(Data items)
^^^^

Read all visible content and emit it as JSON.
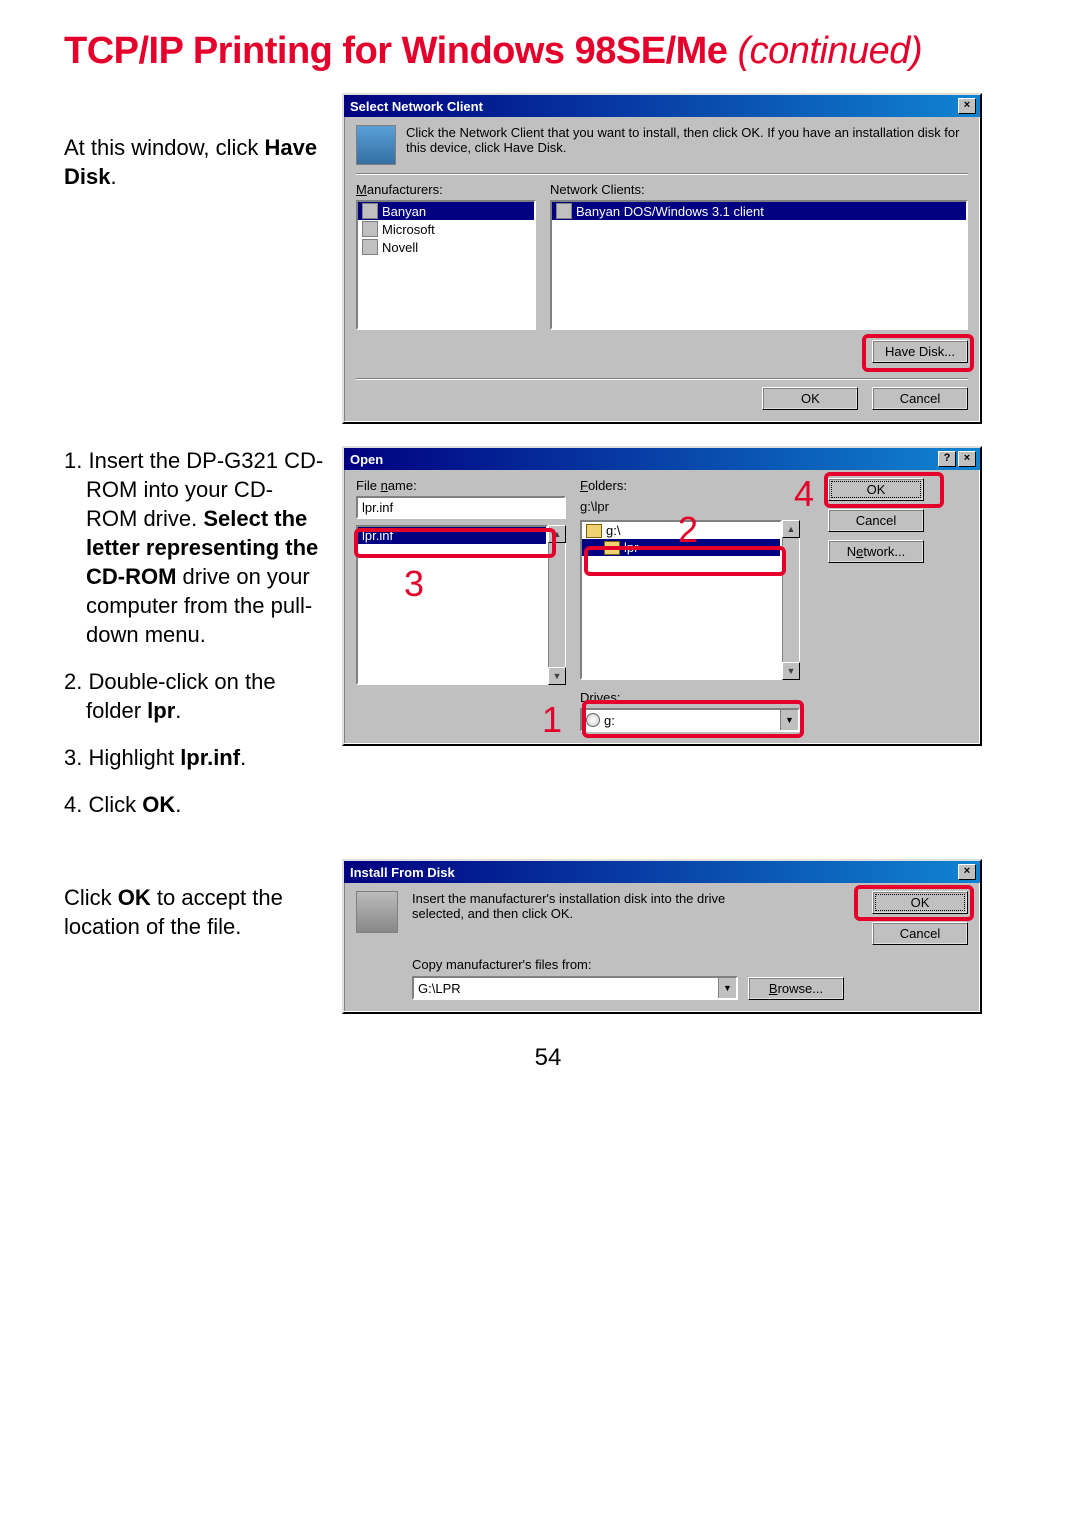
{
  "doc": {
    "heading_main": "TCP/IP Printing for Windows 98SE/Me ",
    "heading_sub": "(continued)",
    "page_number": "54"
  },
  "block1": {
    "instr_pre": "At this window, click ",
    "instr_bold": "Have Disk",
    "instr_post": "."
  },
  "dlg1": {
    "title": "Select Network Client",
    "desc": "Click the Network Client that you want to install, then click OK. If you have an installation disk for this device, click Have Disk.",
    "manuf_label": "Manufacturers:",
    "clients_label": "Network Clients:",
    "manuf_items": [
      "Banyan",
      "Microsoft",
      "Novell"
    ],
    "client_item": "Banyan DOS/Windows 3.1 client",
    "have_disk": "Have Disk...",
    "ok": "OK",
    "cancel": "Cancel"
  },
  "block2": {
    "s1a": "Insert the DP-G321 CD-ROM into your CD-ROM drive. ",
    "s1b": "Select the letter representing the CD-ROM",
    "s1c": " drive on your computer from the pull-down menu.",
    "s2a": "Double-click on the folder ",
    "s2b": "lpr",
    "s2c": ".",
    "s3a": "Highlight ",
    "s3b": "lpr.inf",
    "s3c": ".",
    "s4a": "Click ",
    "s4b": "OK",
    "s4c": "."
  },
  "dlg2": {
    "title": "Open",
    "filename_label": "File name:",
    "filename_value": "lpr.inf",
    "file_item": "lpr.inf",
    "folders_label": "Folders:",
    "folders_path": "g:\\lpr",
    "folder_root": "g:\\",
    "folder_sub": "lpr",
    "drives_label": "Drives:",
    "drive_value": "g:",
    "ok": "OK",
    "cancel": "Cancel",
    "network": "Network...",
    "call1": "1",
    "call2": "2",
    "call3": "3",
    "call4": "4"
  },
  "block3": {
    "pre": "Click ",
    "bold": "OK",
    "post": " to accept the location of the file."
  },
  "dlg3": {
    "title": "Install From Disk",
    "desc": "Insert the manufacturer's installation disk into the drive selected, and then click OK.",
    "copy_label": "Copy manufacturer's files from:",
    "path_value": "G:\\LPR",
    "ok": "OK",
    "cancel": "Cancel",
    "browse": "Browse..."
  }
}
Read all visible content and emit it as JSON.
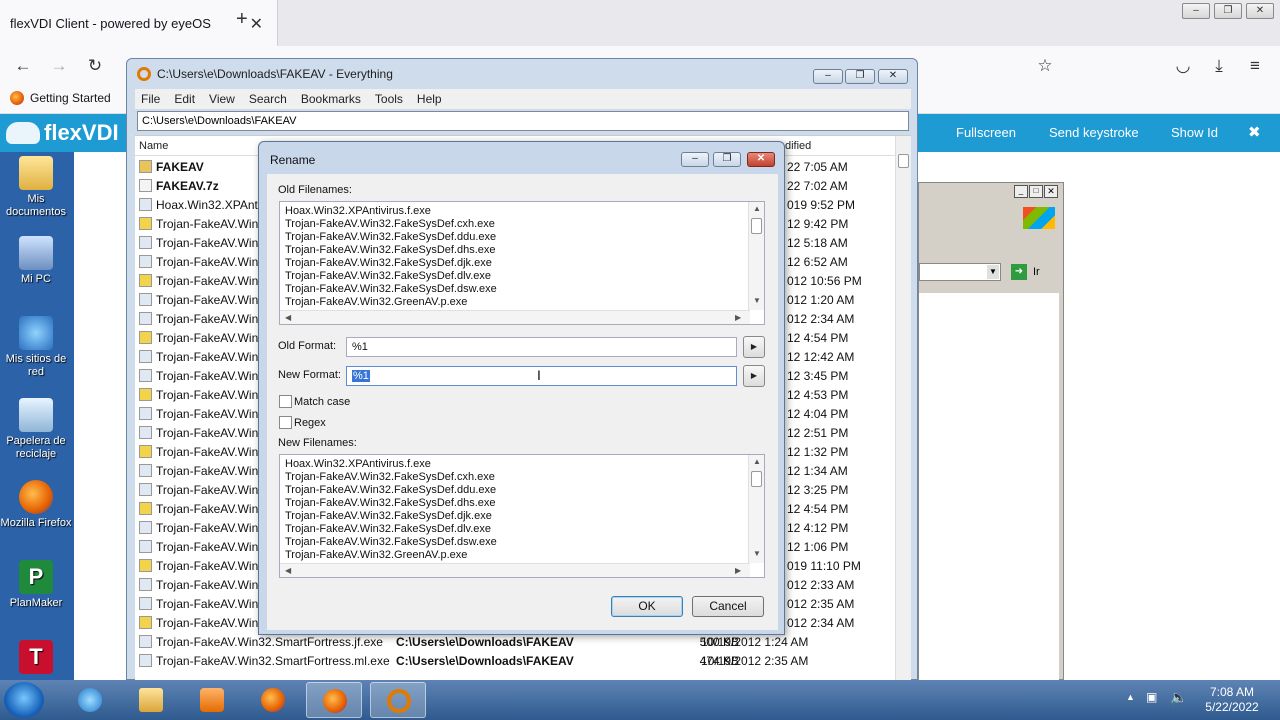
{
  "browser": {
    "tab_title": "flexVDI Client - powered by eyeOS",
    "bookmark": "Getting Started"
  },
  "vdi_toolbar": {
    "logo": "flexVDI",
    "fullscreen": "Fullscreen",
    "send_keystroke": "Send keystroke",
    "show_id": "Show Id",
    "close": "✖"
  },
  "desktop_icons": [
    {
      "label": "Mis documentos"
    },
    {
      "label": "Mi PC"
    },
    {
      "label": "Mis sitios de red"
    },
    {
      "label": "Papelera de reciclaje"
    },
    {
      "label": "Mozilla Firefox"
    },
    {
      "label": "PlanMaker"
    }
  ],
  "everything": {
    "title": "C:\\Users\\e\\Downloads\\FAKEAV - Everything",
    "menu": [
      "File",
      "Edit",
      "View",
      "Search",
      "Bookmarks",
      "Tools",
      "Help"
    ],
    "path": "C:\\Users\\e\\Downloads\\FAKEAV",
    "columns": {
      "name": "Name",
      "modified": "dified"
    },
    "rows": [
      {
        "name": "FAKEAV",
        "date": "22 7:05 AM",
        "bold": true
      },
      {
        "name": "FAKEAV.7z",
        "date": "22 7:02 AM",
        "bold": true
      },
      {
        "name": "Hoax.Win32.XPAnti",
        "date": "019 9:52 PM"
      },
      {
        "name": "Trojan-FakeAV.Win",
        "date": "12 9:42 PM"
      },
      {
        "name": "Trojan-FakeAV.Win",
        "date": "12 5:18 AM"
      },
      {
        "name": "Trojan-FakeAV.Win",
        "date": "12 6:52 AM"
      },
      {
        "name": "Trojan-FakeAV.Win",
        "date": "012 10:56 PM"
      },
      {
        "name": "Trojan-FakeAV.Win",
        "date": "012 1:20 AM"
      },
      {
        "name": "Trojan-FakeAV.Win",
        "date": "012 2:34 AM"
      },
      {
        "name": "Trojan-FakeAV.Win",
        "date": "12 4:54 PM"
      },
      {
        "name": "Trojan-FakeAV.Win",
        "date": "12 12:42 AM"
      },
      {
        "name": "Trojan-FakeAV.Win",
        "date": "12 3:45 PM"
      },
      {
        "name": "Trojan-FakeAV.Win",
        "date": "12 4:53 PM"
      },
      {
        "name": "Trojan-FakeAV.Win",
        "date": "12 4:04 PM"
      },
      {
        "name": "Trojan-FakeAV.Win",
        "date": "12 2:51 PM"
      },
      {
        "name": "Trojan-FakeAV.Win",
        "date": "12 1:32 PM"
      },
      {
        "name": "Trojan-FakeAV.Win",
        "date": "12 1:34 AM"
      },
      {
        "name": "Trojan-FakeAV.Win",
        "date": "12 3:25 PM"
      },
      {
        "name": "Trojan-FakeAV.Win",
        "date": "12 4:54 PM"
      },
      {
        "name": "Trojan-FakeAV.Win",
        "date": "12 4:12 PM"
      },
      {
        "name": "Trojan-FakeAV.Win",
        "date": "12 1:06 PM"
      },
      {
        "name": "Trojan-FakeAV.Win",
        "date": "019 11:10 PM"
      },
      {
        "name": "Trojan-FakeAV.Win",
        "date": "012 2:33 AM"
      },
      {
        "name": "Trojan-FakeAV.Win",
        "date": "012 2:35 AM"
      },
      {
        "name": "Trojan-FakeAV.Win",
        "date": "012 2:34 AM"
      },
      {
        "name": "Trojan-FakeAV.Win32.SmartFortress.jf.exe",
        "path": "C:\\Users\\e\\Downloads\\FAKEAV",
        "size": "500 KB",
        "date": "10/19/2012 1:24 AM"
      },
      {
        "name": "Trojan-FakeAV.Win32.SmartFortress.ml.exe",
        "path": "C:\\Users\\e\\Downloads\\FAKEAV",
        "size": "474 KB",
        "date": "10/19/2012 2:35 AM"
      }
    ]
  },
  "rename_dialog": {
    "title": "Rename",
    "old_filenames_label": "Old Filenames:",
    "old_filenames": [
      "Hoax.Win32.XPAntivirus.f.exe",
      "Trojan-FakeAV.Win32.FakeSysDef.cxh.exe",
      "Trojan-FakeAV.Win32.FakeSysDef.ddu.exe",
      "Trojan-FakeAV.Win32.FakeSysDef.dhs.exe",
      "Trojan-FakeAV.Win32.FakeSysDef.djk.exe",
      "Trojan-FakeAV.Win32.FakeSysDef.dlv.exe",
      "Trojan-FakeAV.Win32.FakeSysDef.dsw.exe",
      "Trojan-FakeAV.Win32.GreenAV.p.exe"
    ],
    "old_format_label": "Old Format:",
    "old_format_value": "%1",
    "new_format_label": "New Format:",
    "new_format_value": "%1",
    "match_case_label": "Match case",
    "regex_label": "Regex",
    "new_filenames_label": "New Filenames:",
    "new_filenames": [
      "Hoax.Win32.XPAntivirus.f.exe",
      "Trojan-FakeAV.Win32.FakeSysDef.cxh.exe",
      "Trojan-FakeAV.Win32.FakeSysDef.ddu.exe",
      "Trojan-FakeAV.Win32.FakeSysDef.dhs.exe",
      "Trojan-FakeAV.Win32.FakeSysDef.djk.exe",
      "Trojan-FakeAV.Win32.FakeSysDef.dlv.exe",
      "Trojan-FakeAV.Win32.FakeSysDef.dsw.exe",
      "Trojan-FakeAV.Win32.GreenAV.p.exe"
    ],
    "ok_label": "OK",
    "cancel_label": "Cancel"
  },
  "background_window": {
    "go_label": "Ir"
  },
  "taskbar": {
    "time": "7:08 AM",
    "date": "5/22/2022"
  },
  "colors": {
    "vdi_blue": "#1f9bd4",
    "selection": "#3875d7",
    "taskbar": "#2f5a8f"
  }
}
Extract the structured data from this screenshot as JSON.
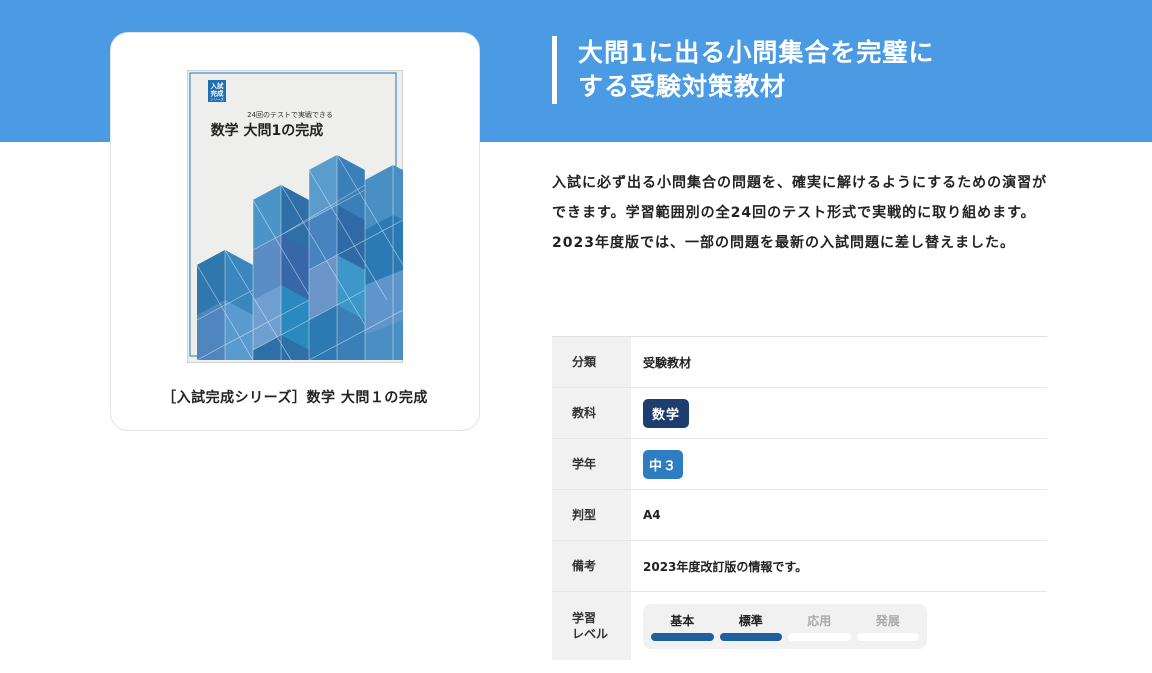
{
  "header": {
    "title_line1": "大問1に出る小問集合を完璧に",
    "title_line2": "する受験対策教材"
  },
  "product": {
    "name": "［入試完成シリーズ］数学 大問１の完成",
    "cover": {
      "series_badge": "入試\n完成",
      "series_small": "シリーズ",
      "subtitle": "24回のテストで実戦できる",
      "title": "数学  大問1の完成"
    }
  },
  "description": "入試に必ず出る小問集合の問題を、確実に解けるようにするための演習ができます。学習範囲別の全24回のテスト形式で実戦的に取り組めます。2023年度版では、一部の問題を最新の入試問題に差し替えました。",
  "spec": {
    "category_label": "分類",
    "category_value": "受験教材",
    "subject_label": "教科",
    "subject_value": "数学",
    "grade_label": "学年",
    "grade_value": "中３",
    "size_label": "判型",
    "size_value": "A4",
    "note_label": "備考",
    "note_value": "2023年度改訂版の情報です。",
    "level_label": "学習\nレベル",
    "levels": [
      {
        "label": "基本",
        "active": true
      },
      {
        "label": "標準",
        "active": true
      },
      {
        "label": "応用",
        "active": false
      },
      {
        "label": "発展",
        "active": false
      }
    ]
  },
  "colors": {
    "hero": "#4a9be3",
    "subject_badge": "#1c3d6d",
    "grade_badge": "#2e7cc2",
    "level_active": "#1f5f9c"
  }
}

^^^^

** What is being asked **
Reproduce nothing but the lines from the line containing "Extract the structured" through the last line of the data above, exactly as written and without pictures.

** Solution to this task **
Extract the structured data from this screenshot as JSON.
{
  "header": {
    "title_line1": "大問1に出る小問集合を完璧に",
    "title_line2": "する受験対策教材"
  },
  "product": {
    "name": "［入試完成シリーズ］数学 大問１の完成",
    "cover": {
      "series_badge": "入試\n完成",
      "series_small": "シリーズ",
      "subtitle": "24回のテストで実戦できる",
      "title": "数学  大問1の完成"
    }
  },
  "description": "入試に必ず出る小問集合の問題を、確実に解けるようにするための演習ができます。学習範囲別の全24回のテスト形式で実戦的に取り組めます。2023年度版では、一部の問題を最新の入試問題に差し替えました。",
  "spec": {
    "category_label": "分類",
    "category_value": "受験教材",
    "subject_label": "教科",
    "subject_value": "数学",
    "grade_label": "学年",
    "grade_value": "中３",
    "size_label": "判型",
    "size_value": "A4",
    "note_label": "備考",
    "note_value": "2023年度改訂版の情報です。",
    "level_label": "学習\nレベル",
    "levels": [
      {
        "label": "基本",
        "active": true
      },
      {
        "label": "標準",
        "active": true
      },
      {
        "label": "応用",
        "active": false
      },
      {
        "label": "発展",
        "active": false
      }
    ]
  },
  "colors": {
    "hero": "#4a9be3",
    "subject_badge": "#1c3d6d",
    "grade_badge": "#2e7cc2",
    "level_active": "#1f5f9c"
  }
}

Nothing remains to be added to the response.